He added: “When you’re trying to attract the highest calibre of coach, and maintain the high level we’re at, we need to be able to offer some element of job security.”
In 2014 the Curriculum Sports Programme won the Coaching Project of the Year in the UK.
It was also held up as good practice in Canada highlighting the co-operation between government departments and governing bodies for sport.
While the Department of Education said the programme had helped primary school teachers in delivering PE lessons, it said the decision to cut the funding came down to pressures on budget.
A spokesperson said: “The Department of Education recognises the contribution that the Curriculum Sports Programme (CSP) has made at a local level in helping to raise the confidence of, and provide support to, primary teachers in delivering PE.
“The schools taking part in the programme were allocated coaches on the understanding that the class teacher would be present at all times to assist in the delivery of the sessions in order to develop their own knowledge and skills and to enable them to follow up as appropriate in their own teaching.”
They continued: “Teachers in participating primary schools have been involved with the programme for 10 years and the department would have expected that the skills and confidence of the teachers involved will have improved significantly over this period.
“Schools are responsible for delivering the statutory curriculum, including PE which is compulsory for all pupils between the ages of four and 16, and they can use their delegated budget to employ coaches if they deem this as a priority for their school.
“The CSP was provided under contract by the GAA and IFA and since 2010/11 the department has invested a total of £10.3 million in the programme.
“The financial pressures on the education budget in 2017-18 has meant that the continued annual payment of £1.3 million for this contract has not been possible without further reductions in the budget for the department’s core services of early years, youth and schools.

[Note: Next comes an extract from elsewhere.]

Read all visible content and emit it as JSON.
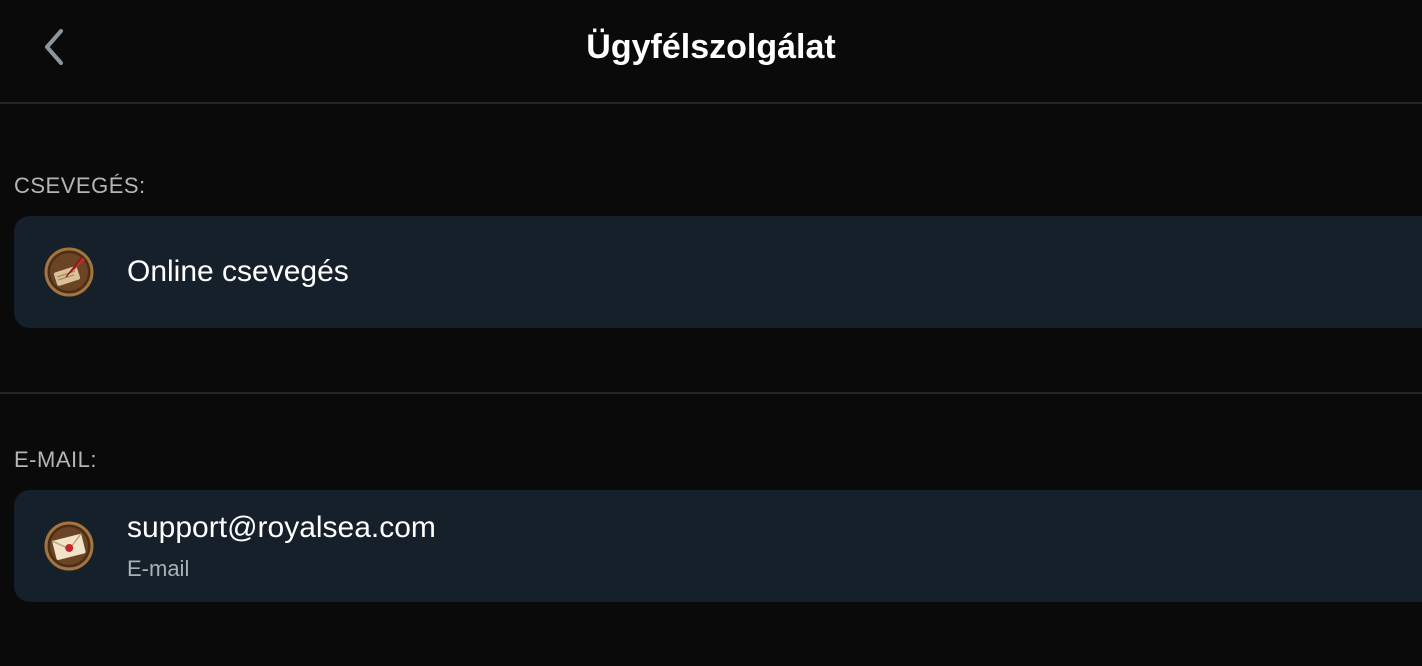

“The department wrote to the IFA and the GAA on July 25, formally notifying them that the contract for the Curriculum Sports Programme will not be renewed beyond October 31.”